Task details: The answer must consist of each line of the records below that contains the string "JSON".

==*==

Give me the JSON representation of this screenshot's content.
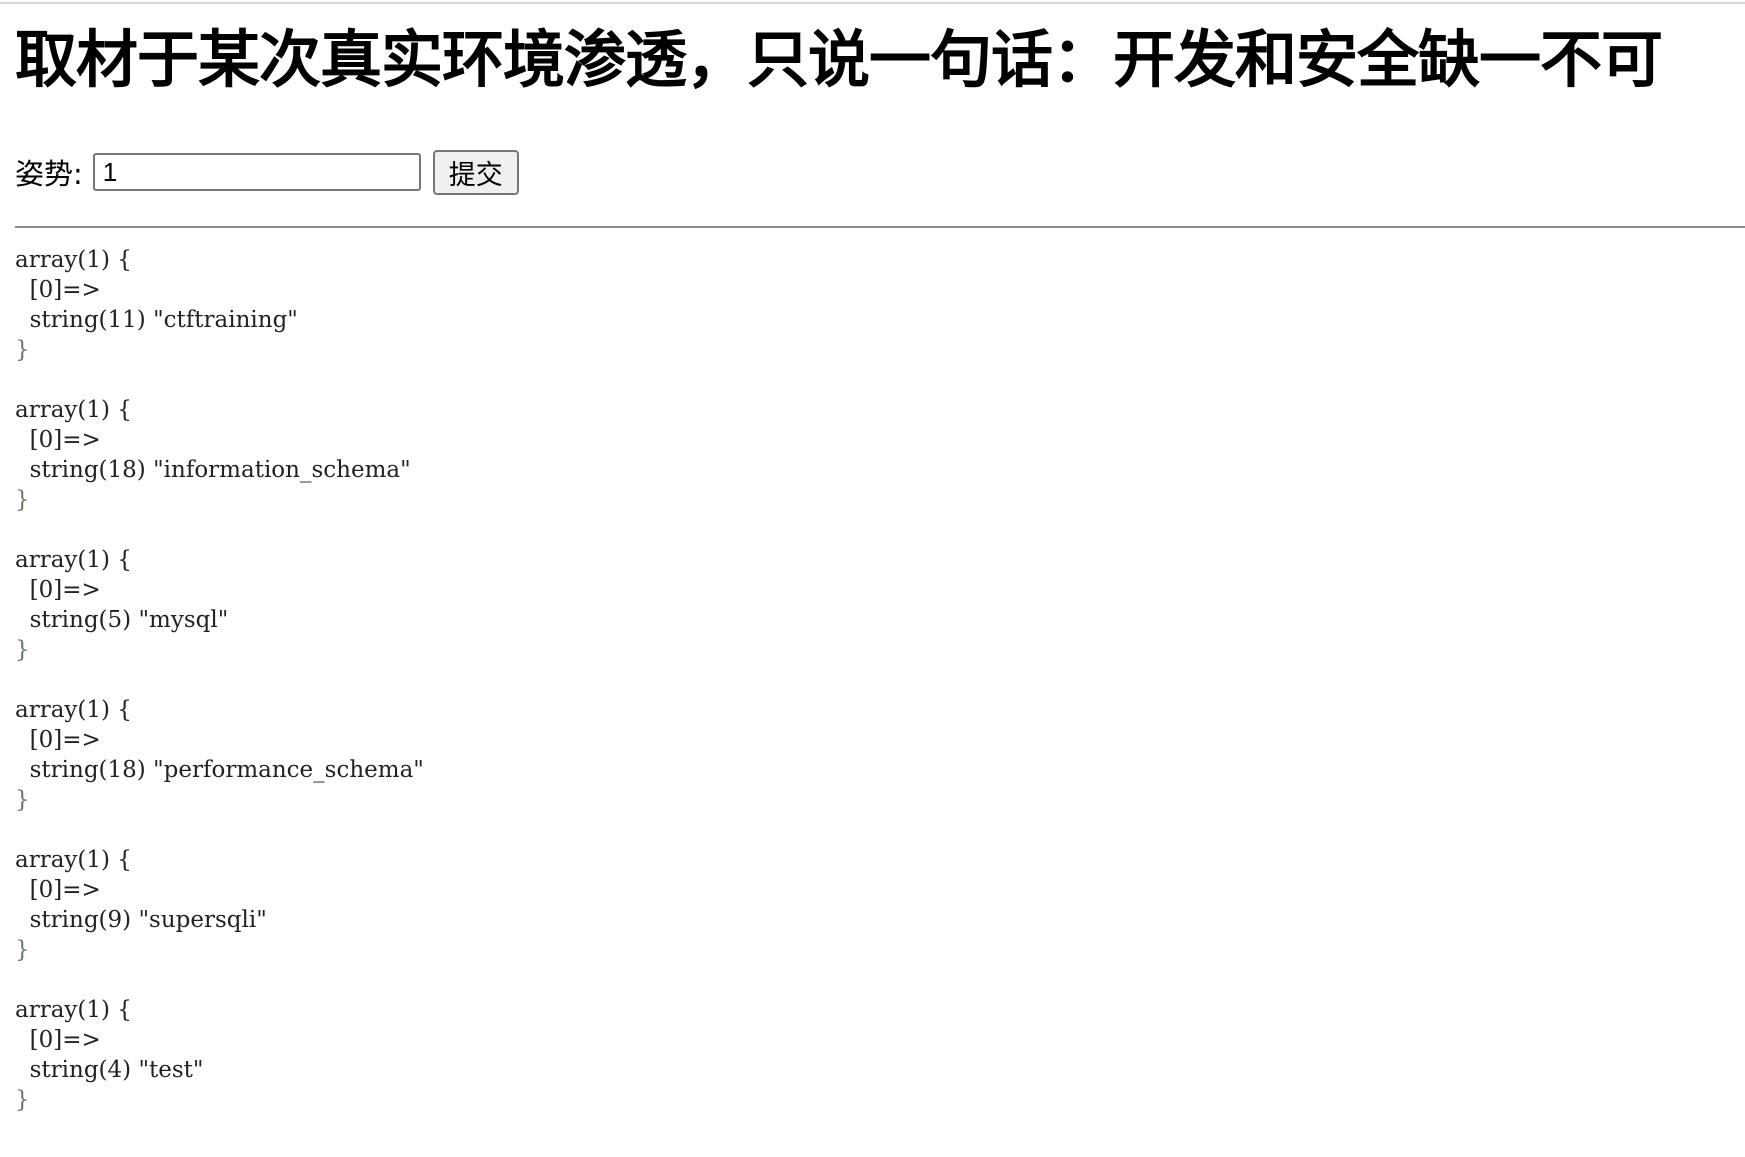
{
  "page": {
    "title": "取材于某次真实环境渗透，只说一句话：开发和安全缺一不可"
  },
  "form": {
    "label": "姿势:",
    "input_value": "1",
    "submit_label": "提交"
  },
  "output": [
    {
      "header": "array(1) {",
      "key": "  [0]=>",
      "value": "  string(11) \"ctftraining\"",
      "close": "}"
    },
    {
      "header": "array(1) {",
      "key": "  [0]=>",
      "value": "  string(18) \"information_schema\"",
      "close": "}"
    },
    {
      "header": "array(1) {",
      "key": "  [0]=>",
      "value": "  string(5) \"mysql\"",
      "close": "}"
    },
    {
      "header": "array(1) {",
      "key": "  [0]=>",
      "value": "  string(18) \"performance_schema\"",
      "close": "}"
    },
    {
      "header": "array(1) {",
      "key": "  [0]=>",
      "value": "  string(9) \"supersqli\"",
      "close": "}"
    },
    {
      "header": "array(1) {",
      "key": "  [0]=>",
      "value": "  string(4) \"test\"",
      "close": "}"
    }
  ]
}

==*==

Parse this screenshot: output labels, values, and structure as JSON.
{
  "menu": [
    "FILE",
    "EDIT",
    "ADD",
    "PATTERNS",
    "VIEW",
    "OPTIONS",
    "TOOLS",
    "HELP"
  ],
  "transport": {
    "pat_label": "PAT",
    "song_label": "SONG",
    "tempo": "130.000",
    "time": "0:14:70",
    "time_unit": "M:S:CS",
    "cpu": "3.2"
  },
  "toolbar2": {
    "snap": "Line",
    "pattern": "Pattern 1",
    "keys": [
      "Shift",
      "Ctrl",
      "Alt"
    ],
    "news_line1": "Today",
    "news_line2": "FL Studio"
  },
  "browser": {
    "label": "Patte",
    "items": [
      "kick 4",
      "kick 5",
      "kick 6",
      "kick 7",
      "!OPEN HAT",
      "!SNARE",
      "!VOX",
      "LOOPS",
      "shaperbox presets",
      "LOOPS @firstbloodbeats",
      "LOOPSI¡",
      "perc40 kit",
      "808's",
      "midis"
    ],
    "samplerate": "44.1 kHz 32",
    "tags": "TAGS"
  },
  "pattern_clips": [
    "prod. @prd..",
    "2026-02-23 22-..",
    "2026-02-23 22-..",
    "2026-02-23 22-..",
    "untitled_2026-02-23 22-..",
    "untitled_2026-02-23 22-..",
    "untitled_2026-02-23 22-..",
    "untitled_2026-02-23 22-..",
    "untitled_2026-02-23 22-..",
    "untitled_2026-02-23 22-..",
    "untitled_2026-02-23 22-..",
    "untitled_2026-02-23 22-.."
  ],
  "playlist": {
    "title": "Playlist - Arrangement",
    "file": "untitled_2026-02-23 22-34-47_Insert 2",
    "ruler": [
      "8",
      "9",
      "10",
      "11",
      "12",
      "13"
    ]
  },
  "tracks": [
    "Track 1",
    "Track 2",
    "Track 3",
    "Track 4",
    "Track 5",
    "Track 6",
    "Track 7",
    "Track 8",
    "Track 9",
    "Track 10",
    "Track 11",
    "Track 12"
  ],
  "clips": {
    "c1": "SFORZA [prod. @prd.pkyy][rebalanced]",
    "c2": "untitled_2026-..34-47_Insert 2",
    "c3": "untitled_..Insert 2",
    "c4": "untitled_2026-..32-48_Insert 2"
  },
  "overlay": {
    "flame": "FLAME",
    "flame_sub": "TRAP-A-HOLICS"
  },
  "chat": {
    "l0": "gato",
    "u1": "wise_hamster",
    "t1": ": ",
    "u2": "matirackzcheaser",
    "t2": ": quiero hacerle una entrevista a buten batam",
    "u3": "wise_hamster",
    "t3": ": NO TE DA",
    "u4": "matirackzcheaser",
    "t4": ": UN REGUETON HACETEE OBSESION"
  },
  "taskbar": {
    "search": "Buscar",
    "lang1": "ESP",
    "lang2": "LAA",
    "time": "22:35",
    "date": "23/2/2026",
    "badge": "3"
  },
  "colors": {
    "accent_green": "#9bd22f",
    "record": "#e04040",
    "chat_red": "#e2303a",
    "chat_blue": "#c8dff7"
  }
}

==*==

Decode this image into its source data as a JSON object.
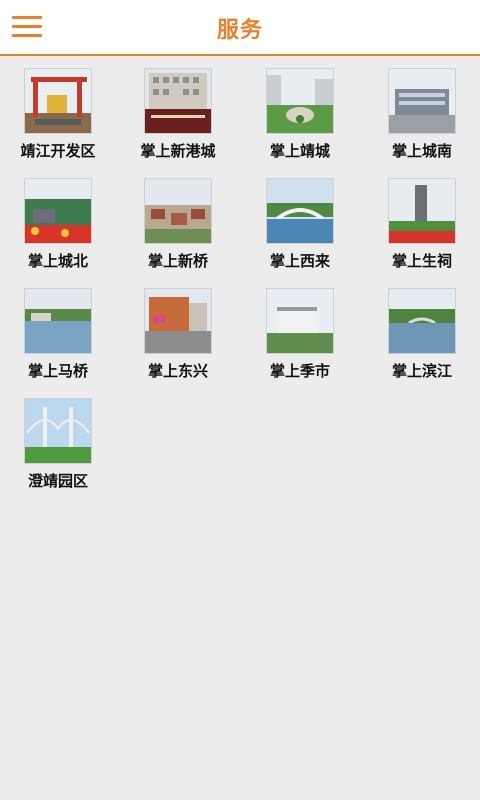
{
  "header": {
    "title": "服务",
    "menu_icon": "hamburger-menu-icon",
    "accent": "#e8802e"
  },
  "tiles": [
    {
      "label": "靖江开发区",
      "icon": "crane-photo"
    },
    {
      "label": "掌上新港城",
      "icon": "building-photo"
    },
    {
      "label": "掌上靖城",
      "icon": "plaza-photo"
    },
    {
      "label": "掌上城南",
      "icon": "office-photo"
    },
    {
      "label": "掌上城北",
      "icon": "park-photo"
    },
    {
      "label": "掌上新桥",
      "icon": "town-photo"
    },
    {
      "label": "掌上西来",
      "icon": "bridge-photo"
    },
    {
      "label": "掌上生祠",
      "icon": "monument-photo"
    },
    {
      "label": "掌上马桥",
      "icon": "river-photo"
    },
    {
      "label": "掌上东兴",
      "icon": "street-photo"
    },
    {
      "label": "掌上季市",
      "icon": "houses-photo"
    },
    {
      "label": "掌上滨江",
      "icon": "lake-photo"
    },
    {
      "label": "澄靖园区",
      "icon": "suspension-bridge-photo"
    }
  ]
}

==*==

Result below:
Give me the JSON representation of this screenshot's content.
Parse this screenshot: output labels, values, and structure as JSON.
Decode this image into its source data as a JSON object.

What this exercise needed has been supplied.